Learning Objectives: Identify recovery strategies for exercise training in pregnancy; Understand the importance of hydration with endurance training in pregnancy; Understand the importance of healthy eating patterns in pregnant women.
Pregnancy can be an exciting and exhausting season of life. Being intentional about recovery can lead to healthier and more positive experiences leading up to the baby’s birth. The following areas of concern can help to promote healthier habits in pregnant clients.
- Prioritize sleep. While anatomical changes can make sleeping difficult, aim to create a relaxing environment that promotes rest. Sleep is a crucial time for our tissues to recover and regenerate. Reading a book or using an eye mask can help one to mentally unwind.
- Schedule active recovery days. Incorporating workouts that are low-impact and less intense may not only help your pregnant client recover faster, but also may help avoid burnout with exercise long-term. Encourage your clients to move because it feels good, not because they have to. Prenatal yoga classes are increasing in popularity to promote the mind-body benefits that come from recovery days as well.
- Aim to create healthy eating patterns. Pregnancy does increase the metabolic demands on a woman by about 300 calories daily on average. Women should focus on a balanced eating plan that includes vegetables, fruits, lean protein, whole grains, dairy sources, and healthy fats. This calorie increase can easily be attained by eating regular meals and snacks when needed, very similar to the healthy, nonpregnant individual post-exercise.
- Supplement when needed.
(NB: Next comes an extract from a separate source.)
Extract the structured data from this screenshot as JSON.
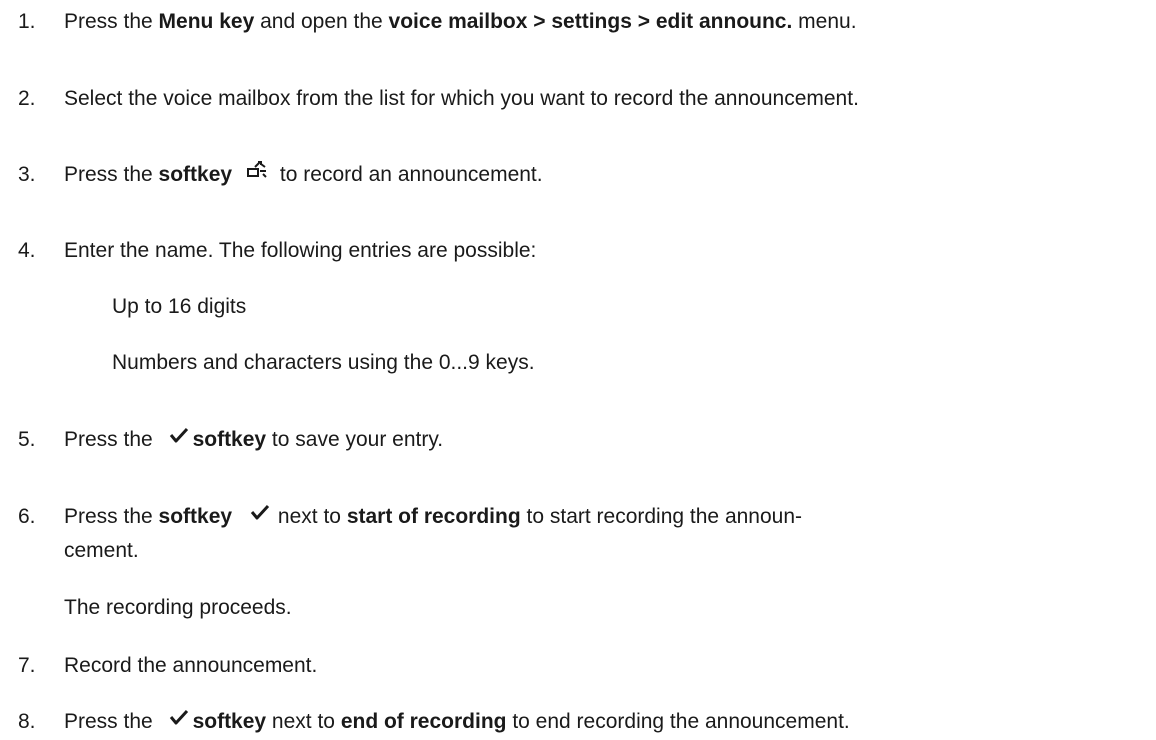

According to the Academy of Nutrition & Dietetics, all pregnant women should consume 400 micrograms of folic acid at minimum on a daily basis. Iron and calcium are other nutrients of concern, however adequate amounts can be consumed through a balanced diet and prenatal vitamin/mineral supplement. If your client is experiencing aversion to certain foods and/or nausea, they may consider working with a registered dietitian nutritionist for individualized tips and guidance.
- Don’t be afraid to try something new. Clients may find that with their ever-changing bodies, certain favorite exercises may not feel so great. Aim to adapt to your client’s needs. Offer various options such as a different piece of equipment or another style of training altogether. Ask the client what feels best to them.
- Listen to your body. Whether this means a different mode of exercise or an increased amount of food, remind your client that they know their body best. You are there to help support them along this journey.
Before each training session, consider asking your client how they are feeling. Use this answer to help identify what your client may want to focus on. Over time, you may identify patterns that can assist in exercise programming for recovery whether that be adjusting duration, intensity, or type of exercise. Building a network of other trusted health professionals such as dietitians and fitness instructors, can help you to offer the best client experience throughout their pregnancy.
By Katie Hake RD, ACSM-CPT a registered dietitian nutritionist and an ACSM certified personal trainer. In addition to her private practice, Katie Hake Health & Fitness (KatieHake.com), LLC, she works as a metabolic dietitian for children and adults with rare genetic metabolic disorders. She loves teaching group fitness classes and empowering women to find their fierce through the joy of eating and moving.